Katherine G. Schmidt is Associate Professor at Molloy University in New York. She teaches a variety of courses in religious studies and ethics at the University. Her research focuses on the relationship of theology and culture, specifically digital culture and technology. She is the author of numerous chapters on the subject, as well as Virtual Communion: Theology of the Internet and the Catholic Sacramental Imagination (Lexington, 2020).
Jon Ivan Gill, Assistant Professor of Philosophy, Gustavus Adolphus College
Jon Ivan Gill is Assistant Professor of Philosophy at Gustavus Adolphus College and Cross-Community Coordinator at the Center for Process Studies.

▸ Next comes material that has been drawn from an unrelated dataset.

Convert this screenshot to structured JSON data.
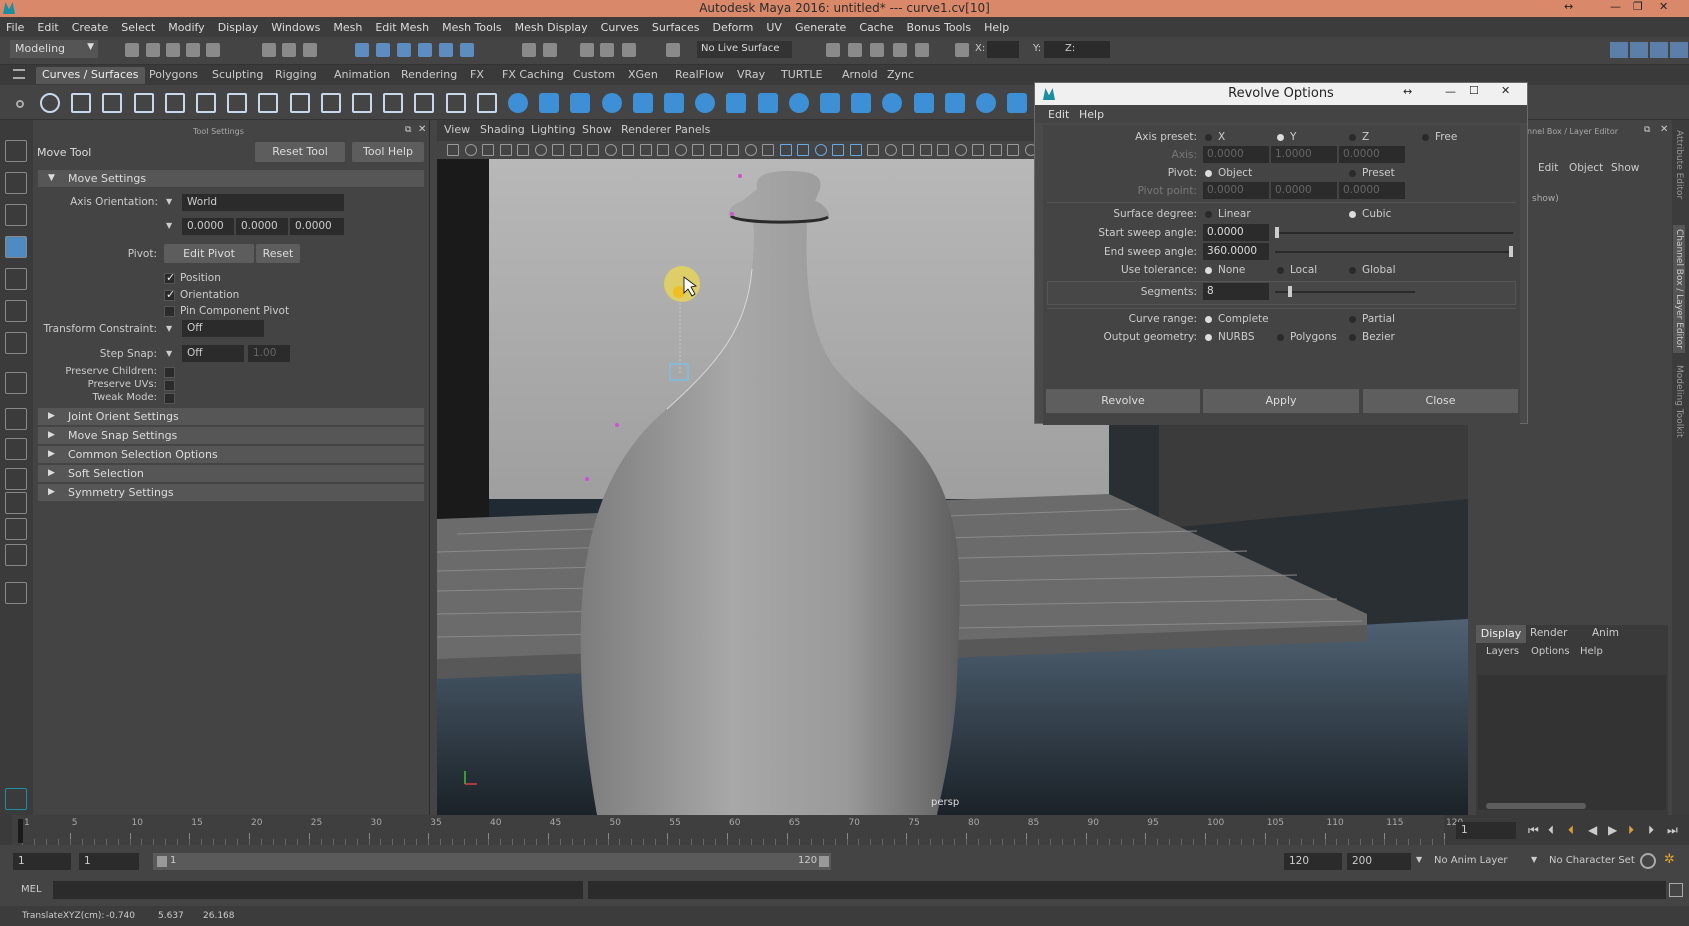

He has written on Afrofuturism, religion, Hip-Hop, philosophy, poststructuralism, atheism, and creative writing. He is co-owner of Serious Cartoons Records & Tapes in San Bernardino, Ca. and Tijuana, Mexico. He is also a solo Hip-Hop artist using the moniker “Gilead7,” a member of Chicago Hip-Hop collective Tomorrow Kings, Southern California-based Echoes of Oratory Muzik, and the duo Crystal Radio along with Michael Adame, also known as Phantom Thrett. His first book, Underground Rap as Religion: A Theopoetic Examination of Process Aesthetic Religion, is in the Routledge Studies in Hip-Hop and Religion series, edited by Monica R. Miller and Anthony B. Pinn. His latest edited student volume, Toward Afrodiasporic and Afrofuturist Philosophies of Religion, was released in April of 2022 by Wipf and Stock.
Kristel Clayville, Technology Ethics Lecturer in the Computer Science Department, University of Illinois Chicago
Dr. Kristel Clayville holds a PhD in Religious Ethics from the University of Chicago’s Divinity School and completed Fellowship training in clinical medical ethics at the MacLean Center, where she continues as a Senior Fellow. She has served as the Acting Director of the Zygon Center for Religion and Science, and was a Fellow in the Sinai and Synapses program. She has a clinical background as a chaplain and ethicist at the University of Chicago Medical Center. Currently, she teaches ethics in the Computer Science Department at UIC, where she also serves on the hospital ethics committee, and the medical school ethics education committee. Her research interests encompass the ethics of emerging (bio)technologies, organ transplant ethics, the role of religion in medical education, AI and religion, and the function of ethics committees in hospitals and tech companies.